Monday, July 3, 2017

Tomales Point Trail in Point Reyes: Elk, Sun, and Sand

The Fourth of July weekend was a great time to do a day trip outside my normal stomping grounds. My friend Alex was game for an adventure, so we decided to hit up the Tomales Point Trail in Point Reyes National Seashore. 

Hike Stats:
  • Distance: 9.5 miles 
  • Elevation gain: 1,223 feet
  • Moving time: 3:14
  • Elapsed time: 4:13 
  • Trailhead: 
According to this site, the hike is rated as  Challenging, but I'd rate it as Moderate. Though there were some hills, but I didn't find them particularly difficult or steep. That said, I do live in San Francisco, so my view on hills is likely skewed.

Why this hike was awesome:

Tomales Point
1. Non-stop ocean and bay views: This hike follows a narrow peninsula between Tomales Bay and the Pacific Ocean. This means you are surrounded by water for the entire route. The first part of the hike ends at Tomales Point, a great place to have a picnic lunch while soaking in the views.

2. Wildlife: The hike goes through a Tule elk preserve. I mean look at these guys! After speaking with a bunch of hikers, it seemed that people who hiked earlier in the day saw more elk than we did (we started at 11 am). The early hikers mentioned that the crowds that come later sometimes scare the elk away. We were lucky to hike at a time of year when there were many babies among the adult elk.

In addition to the elk, another hiker saw sea lions and I saw an adorable gopher.

Yellow bush lupine
3.  Wildflowers: There were a lot of lovely flowers including wild radish and yellow bush lupine and wild radish. While the rest of the trail was covered in dead grasses, the flowers added a lot of beauty. 
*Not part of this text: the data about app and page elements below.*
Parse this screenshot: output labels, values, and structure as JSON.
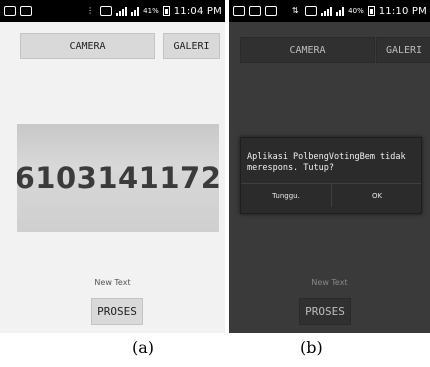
{
  "screens": [
    {
      "status_time": "11:04 PM",
      "battery_pct": "41%",
      "camera_label": "CAMERA",
      "galeri_label": "GALERI",
      "photo_number": "6103141172",
      "new_text_label": "New Text",
      "proses_label": "PROSES",
      "caption": "(a)"
    },
    {
      "status_time": "11:10 PM",
      "battery_pct": "40%",
      "camera_label": "CAMERA",
      "galeri_label": "GALERI",
      "dialog": {
        "message": "Aplikasi PolbengVotingBem tidak merespons. Tutup?",
        "wait_label": "Tunggu.",
        "ok_label": "OK"
      },
      "new_text_label": "New Text",
      "proses_label": "PROSES",
      "caption": "(b)"
    }
  ],
  "colors": {
    "screen_a_bg": "#f2f2f2",
    "screen_b_dim_bg": "#3a3a3a",
    "button_bg": "#d9d9d9",
    "dialog_bg": "#2b2b2b"
  }
}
4. Easy to follow: I venture to say it's almost impossible to get lost on this trail. You find the trailhead by walking in a straight line from the parking lot, and there are zero turns on the trail. It was super easy to find our way into, out of , and around the area.

What could have been better:

I really enjoyed this hike, but if I could come up with a few minor critiques, they would be the following:

1. Crowds: There were a lot of people on this trail. I did do the hike on the Fourth of July weekend, so maybe that was my fault. :)

2. Out-and-back instead of a loop: I am a novelty seeker, so I prefer loop hikes that don't double back over repeat territory. But honestly, this out-and-back trip didn't bother me. I enjoyed it!

3. Walking in sand. From miles ~4-7, the trail is unmaintained. It's marked as such, so you know when you're getting to the unmaintained section. This wasn't a huge bother, but parts of the trail were very sandy and sand is not my favorite terrain. Still, not a big deal! You can just empty your shoes after the unmaintained section. And you can't really be surprised to see sand when you're walking on a narrow peninsula between two bodies of water

Overall assessment:
As an animal lover, I really enjoyed this hike. The elk sightings were a true highlight as were the ocean and bayside trails. The hike was also just hard enough to be satisfying, but not hard enough to be too tiring. I would definitely do this hike again as the elk sightings would be different every time. As long as the weather is good, this is a unique hike I'd bring out-of-town friends on, too.

View this trail on Relive:

Note: No restrooms at the start of the trail, so stop 5 miles before this trailhead at the Abbott's Point Lagoon trailhead.